[Element data from apps and pages]

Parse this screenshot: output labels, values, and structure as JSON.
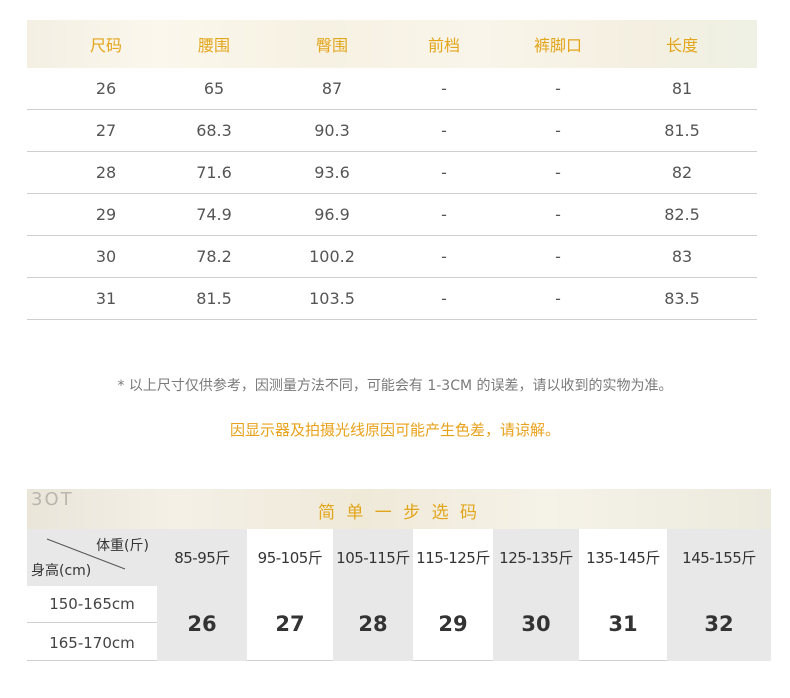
{
  "size_table": {
    "headers": [
      "尺码",
      "腰围",
      "臀围",
      "前档",
      "裤脚口",
      "长度"
    ],
    "rows": [
      [
        "26",
        "65",
        "87",
        "-",
        "-",
        "81"
      ],
      [
        "27",
        "68.3",
        "90.3",
        "-",
        "-",
        "81.5"
      ],
      [
        "28",
        "71.6",
        "93.6",
        "-",
        "-",
        "82"
      ],
      [
        "29",
        "74.9",
        "96.9",
        "-",
        "-",
        "82.5"
      ],
      [
        "30",
        "78.2",
        "100.2",
        "-",
        "-",
        "83"
      ],
      [
        "31",
        "81.5",
        "103.5",
        "-",
        "-",
        "83.5"
      ]
    ]
  },
  "notes": {
    "disclaimer": "* 以上尺寸仅供参考，因测量方法不同，可能会有 1-3CM 的误差，请以收到的实物为准。",
    "color_note": "因显示器及拍摄光线原因可能产生色差，请谅解。"
  },
  "quick_select": {
    "bg_text": "3OT",
    "title": "简 单 一 步 选 码",
    "corner_weight": "体重(斤)",
    "corner_height": "身高(cm)",
    "height_rows": [
      "150-165cm",
      "165-170cm"
    ],
    "weight_ranges": [
      "85-95斤",
      "95-105斤",
      "105-115斤",
      "115-125斤",
      "125-135斤",
      "135-145斤",
      "145-155斤"
    ],
    "sizes": [
      "26",
      "27",
      "28",
      "29",
      "30",
      "31",
      "32"
    ]
  },
  "colors": {
    "accent": "#e3a51a",
    "text": "#555555",
    "shade": "#e8e8e8"
  }
}
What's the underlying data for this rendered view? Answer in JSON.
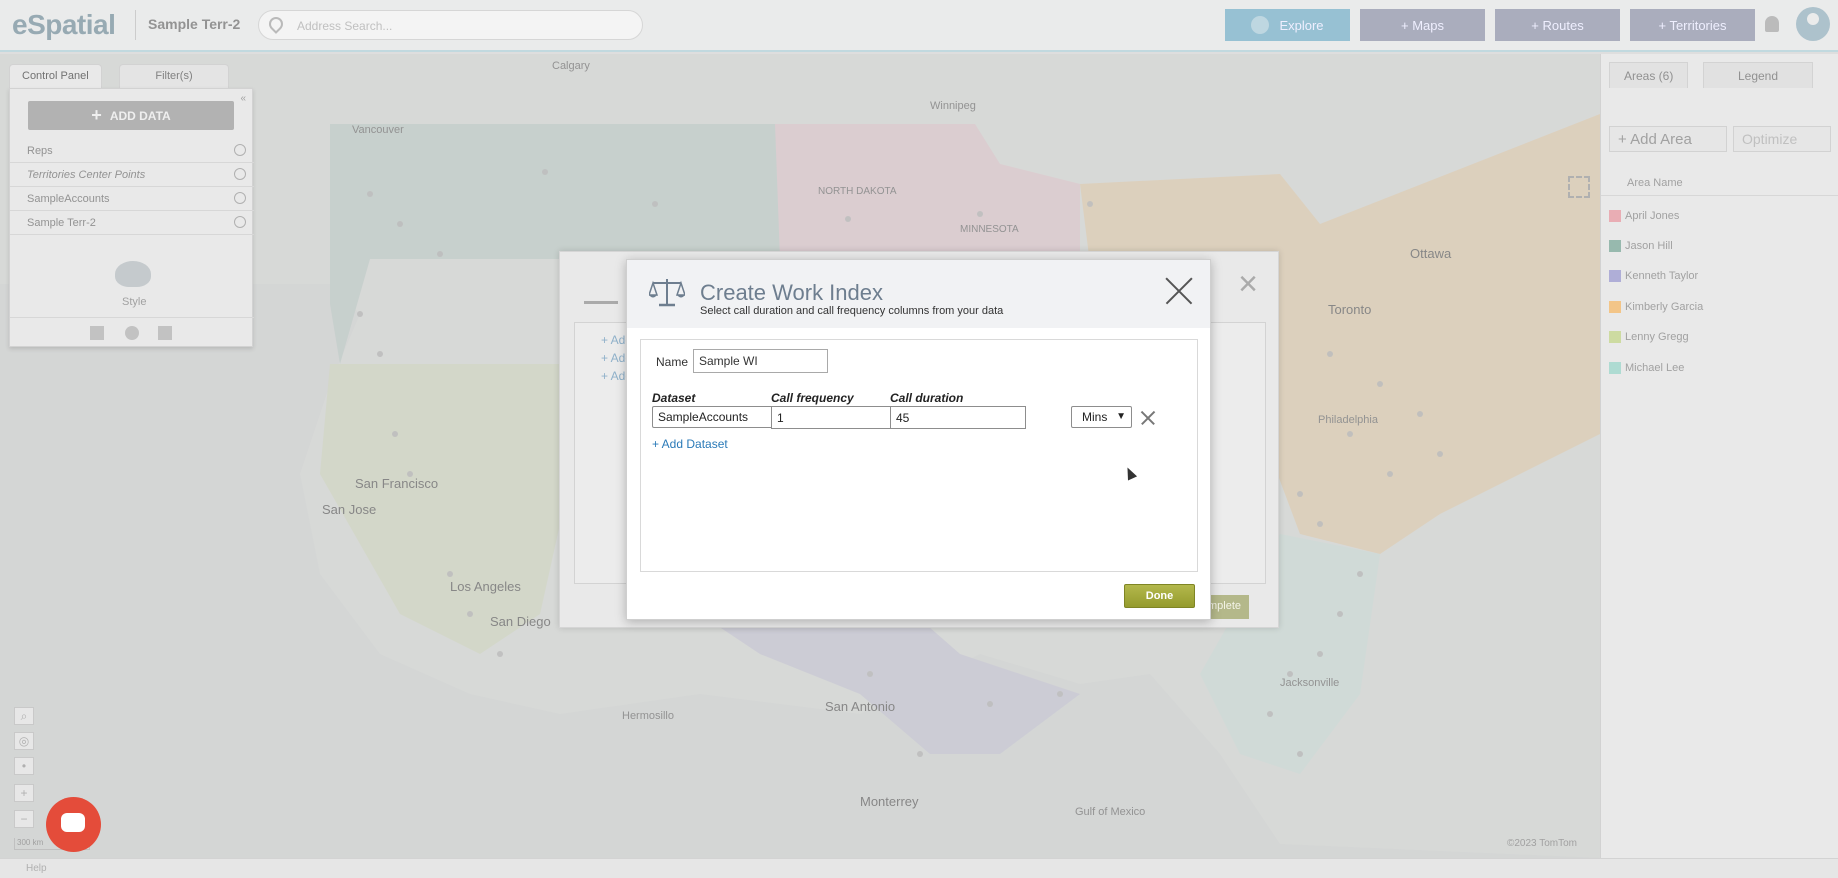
{
  "app": {
    "logo": "eSpatial",
    "map_title": "Sample Terr-2",
    "search_placeholder": "Address Search...",
    "nav": {
      "explore": "Explore",
      "maps": "+ Maps",
      "routes": "+ Routes",
      "territories": "+ Territories"
    }
  },
  "control_panel": {
    "tabs": [
      "Control Panel",
      "Filter(s)"
    ],
    "add_data": "ADD DATA",
    "layers": [
      "Reps",
      "Territories Center Points",
      "SampleAccounts",
      "Sample Terr-2"
    ],
    "style_label": "Style"
  },
  "right_panel": {
    "tabs": [
      "Areas (6)",
      "Legend"
    ],
    "add_area": "Add Area",
    "optimize": "Optimize",
    "column_header": "Area Name",
    "areas": [
      {
        "name": "April Jones",
        "color": "#e8a6ae"
      },
      {
        "name": "Jason Hill",
        "color": "#8fb3a8"
      },
      {
        "name": "Kenneth Taylor",
        "color": "#a9a8d4"
      },
      {
        "name": "Kimberly Garcia",
        "color": "#f2c07e"
      },
      {
        "name": "Lenny Gregg",
        "color": "#c9d89a"
      },
      {
        "name": "Michael Lee",
        "color": "#a8d8cf"
      }
    ]
  },
  "map": {
    "labels": [
      "Calgary",
      "Vancouver",
      "Winnipeg",
      "NORTH DAKOTA",
      "MINNESOTA",
      "Ottawa",
      "Toronto",
      "San Jose",
      "San Francisco",
      "Los Angeles",
      "San Diego",
      "Hermosillo",
      "San Antonio",
      "Monterrey",
      "Jacksonville",
      "Gulf of Mexico",
      "Philadelphia"
    ],
    "copyright": "©2023 TomTom",
    "scale": "300 km"
  },
  "background_dialog": {
    "links": [
      "+ Add",
      "+ Add",
      "+ Add"
    ],
    "complete": "Complete"
  },
  "dialog": {
    "title": "Create Work Index",
    "subtitle": "Select call duration and call frequency columns from your data",
    "name_label": "Name",
    "name_value": "Sample WI",
    "columns": {
      "dataset": "Dataset",
      "call_frequency": "Call frequency",
      "call_duration": "Call duration"
    },
    "row": {
      "dataset": "SampleAccounts",
      "call_frequency": "1",
      "call_duration": "45",
      "unit": "Mins"
    },
    "add_dataset": "+ Add Dataset",
    "done": "Done"
  },
  "footer": {
    "help": "Help"
  }
}
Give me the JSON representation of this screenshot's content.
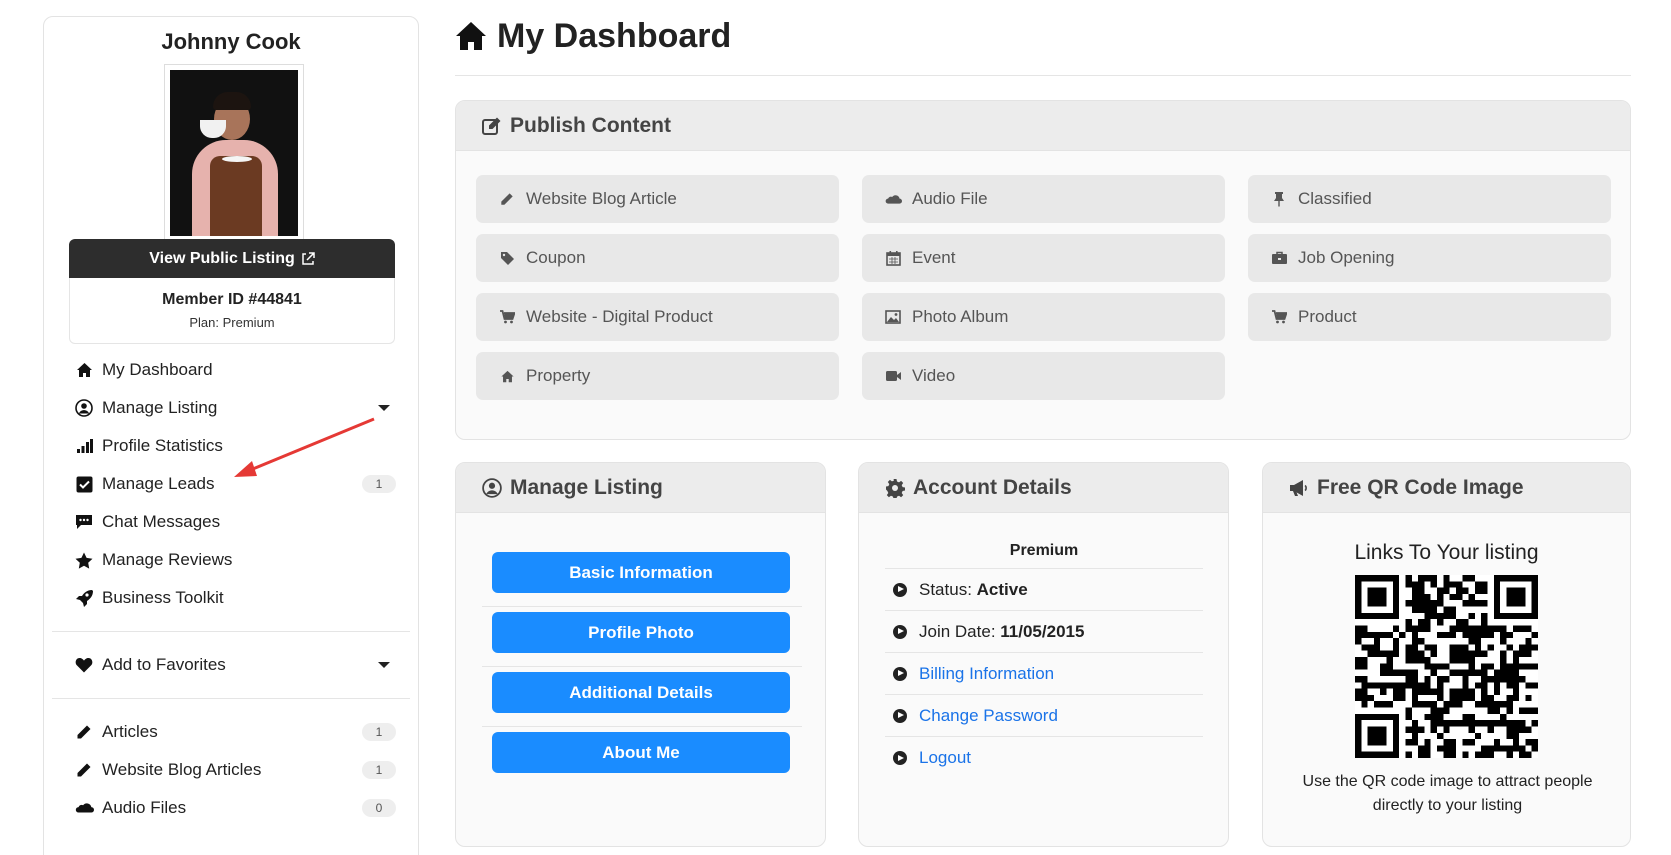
{
  "profile": {
    "name": "Johnny Cook",
    "view_listing_label": "View Public Listing",
    "member_id": "Member ID #44841",
    "plan": "Plan: Premium"
  },
  "nav": {
    "items": [
      {
        "label": "My Dashboard",
        "icon": "home-icon"
      },
      {
        "label": "Manage Listing",
        "icon": "user-circle-icon",
        "caret": true
      },
      {
        "label": "Profile Statistics",
        "icon": "bar-chart-icon"
      },
      {
        "label": "Manage Leads",
        "icon": "check-square-icon",
        "badge": "1"
      },
      {
        "label": "Chat Messages",
        "icon": "chat-icon"
      },
      {
        "label": "Manage Reviews",
        "icon": "star-icon"
      },
      {
        "label": "Business Toolkit",
        "icon": "rocket-icon"
      }
    ],
    "favorites": {
      "label": "Add to Favorites",
      "icon": "heart-icon"
    },
    "content": [
      {
        "label": "Articles",
        "icon": "pencil-icon",
        "badge": "1"
      },
      {
        "label": "Website Blog Articles",
        "icon": "pencil-icon",
        "badge": "1"
      },
      {
        "label": "Audio Files",
        "icon": "cloud-icon",
        "badge": "0"
      }
    ]
  },
  "page": {
    "title": "My Dashboard"
  },
  "publish": {
    "title": "Publish Content",
    "items": [
      {
        "label": "Website Blog Article",
        "icon": "pencil-icon"
      },
      {
        "label": "Audio File",
        "icon": "cloud-icon"
      },
      {
        "label": "Classified",
        "icon": "pushpin-icon"
      },
      {
        "label": "Coupon",
        "icon": "tag-icon"
      },
      {
        "label": "Event",
        "icon": "calendar-icon"
      },
      {
        "label": "Job Opening",
        "icon": "briefcase-icon"
      },
      {
        "label": "Website - Digital Product",
        "icon": "cart-icon"
      },
      {
        "label": "Photo Album",
        "icon": "picture-icon"
      },
      {
        "label": "Product",
        "icon": "cart-icon"
      },
      {
        "label": "Property",
        "icon": "home-icon"
      },
      {
        "label": "Video",
        "icon": "video-camera-icon"
      }
    ]
  },
  "manage_listing": {
    "title": "Manage Listing",
    "buttons": [
      "Basic Information",
      "Profile Photo",
      "Additional Details",
      "About Me"
    ]
  },
  "account": {
    "title": "Account Details",
    "plan": "Premium",
    "status_label": "Status:",
    "status_value": "Active",
    "join_label": "Join Date:",
    "join_value": "11/05/2015",
    "links": [
      "Billing Information",
      "Change Password",
      "Logout"
    ]
  },
  "qr": {
    "title": "Free QR Code Image",
    "heading": "Links To Your listing",
    "caption": "Use the QR code image to attract people directly to your listing"
  },
  "colors": {
    "accent_blue": "#1a8cff",
    "link_blue": "#1a73e8",
    "annotation_red": "#e53935"
  }
}
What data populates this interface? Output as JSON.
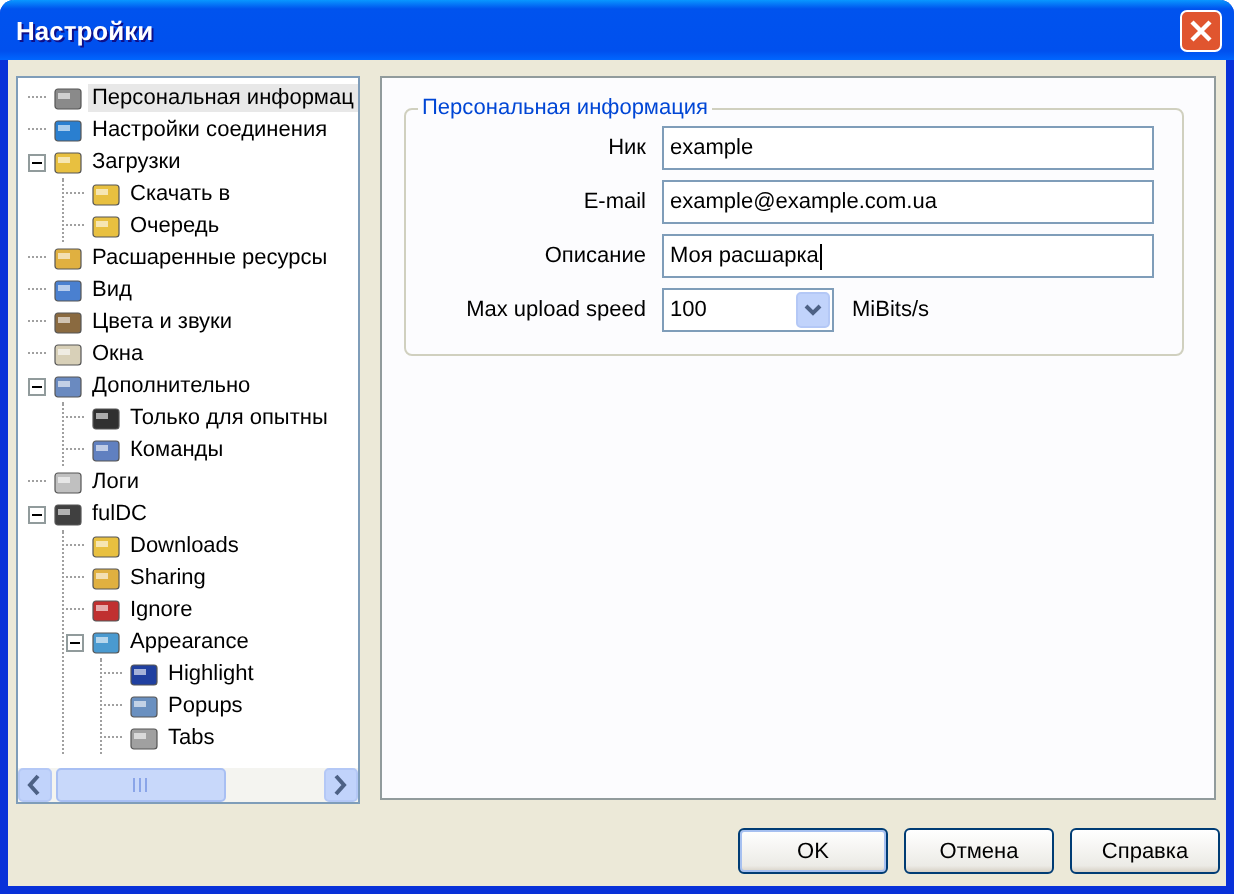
{
  "window": {
    "title": "Настройки"
  },
  "tree": [
    {
      "label": "Персональная информац",
      "selected": true
    },
    {
      "label": "Настройки соединения",
      "selected": false
    },
    {
      "label": "Загрузки",
      "selected": false,
      "expanded": true,
      "children": [
        {
          "label": "Скачать в",
          "selected": false
        },
        {
          "label": "Очередь",
          "selected": false
        }
      ]
    },
    {
      "label": "Расшаренные ресурсы",
      "selected": false
    },
    {
      "label": "Вид",
      "selected": false
    },
    {
      "label": "Цвета и звуки",
      "selected": false
    },
    {
      "label": "Окна",
      "selected": false
    },
    {
      "label": "Дополнительно",
      "selected": false,
      "expanded": true,
      "children": [
        {
          "label": "Только для опытны",
          "selected": false
        },
        {
          "label": "Команды",
          "selected": false
        }
      ]
    },
    {
      "label": "Логи",
      "selected": false
    },
    {
      "label": "fulDC",
      "selected": false,
      "expanded": true,
      "children": [
        {
          "label": "Downloads",
          "selected": false
        },
        {
          "label": "Sharing",
          "selected": false
        },
        {
          "label": "Ignore",
          "selected": false
        },
        {
          "label": "Appearance",
          "selected": false,
          "expanded": true,
          "children": [
            {
              "label": "Highlight",
              "selected": false
            },
            {
              "label": "Popups",
              "selected": false
            },
            {
              "label": "Tabs",
              "selected": false
            }
          ]
        }
      ]
    }
  ],
  "group": {
    "title": "Персональная информация",
    "fields": [
      {
        "kind": "text",
        "label": "Ник",
        "value": "example"
      },
      {
        "kind": "text",
        "label": "E-mail",
        "value": "example@example.com.ua"
      },
      {
        "kind": "text",
        "label": "Описание",
        "value": "Моя расшарка"
      },
      {
        "kind": "combo",
        "label": "Max upload speed",
        "value": "100",
        "unit": "MiBits/s"
      }
    ]
  },
  "buttons": [
    "OK",
    "Отмена",
    "Справка"
  ]
}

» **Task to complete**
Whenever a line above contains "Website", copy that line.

» **Exercise result**
        "label": "Website Blog Articles",
        "label": "Website Blog Article",
        "label": "Website - Digital Product",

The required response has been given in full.